**PROBLEM DETAILS:** When a line below contains the string "fatin", show that line.

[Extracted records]
Segment Open
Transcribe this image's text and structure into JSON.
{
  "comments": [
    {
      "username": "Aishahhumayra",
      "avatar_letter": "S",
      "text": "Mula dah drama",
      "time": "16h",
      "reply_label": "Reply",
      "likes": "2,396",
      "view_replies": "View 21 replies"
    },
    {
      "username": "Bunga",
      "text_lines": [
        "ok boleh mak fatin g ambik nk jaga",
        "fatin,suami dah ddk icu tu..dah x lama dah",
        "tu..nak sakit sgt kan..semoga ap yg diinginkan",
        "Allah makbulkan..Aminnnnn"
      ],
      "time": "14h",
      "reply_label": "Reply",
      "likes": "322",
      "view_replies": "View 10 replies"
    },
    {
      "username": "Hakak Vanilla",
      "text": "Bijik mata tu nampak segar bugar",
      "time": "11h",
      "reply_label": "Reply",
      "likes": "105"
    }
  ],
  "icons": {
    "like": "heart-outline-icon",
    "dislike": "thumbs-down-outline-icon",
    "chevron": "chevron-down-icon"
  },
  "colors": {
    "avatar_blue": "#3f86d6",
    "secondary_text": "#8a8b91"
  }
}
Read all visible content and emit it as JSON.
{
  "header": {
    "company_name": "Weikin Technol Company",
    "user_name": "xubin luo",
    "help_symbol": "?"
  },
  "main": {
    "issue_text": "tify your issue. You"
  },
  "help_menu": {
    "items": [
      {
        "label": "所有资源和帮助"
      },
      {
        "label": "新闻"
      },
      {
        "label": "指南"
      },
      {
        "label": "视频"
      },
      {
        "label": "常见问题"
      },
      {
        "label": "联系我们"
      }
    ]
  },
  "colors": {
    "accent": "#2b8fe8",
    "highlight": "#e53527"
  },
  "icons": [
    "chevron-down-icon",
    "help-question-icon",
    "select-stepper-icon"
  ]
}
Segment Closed
**SOLUTION:**
        "ok boleh mak fatin g ambik nk jaga",
        "fatin,suami dah ddk icu tu..dah x lama dah",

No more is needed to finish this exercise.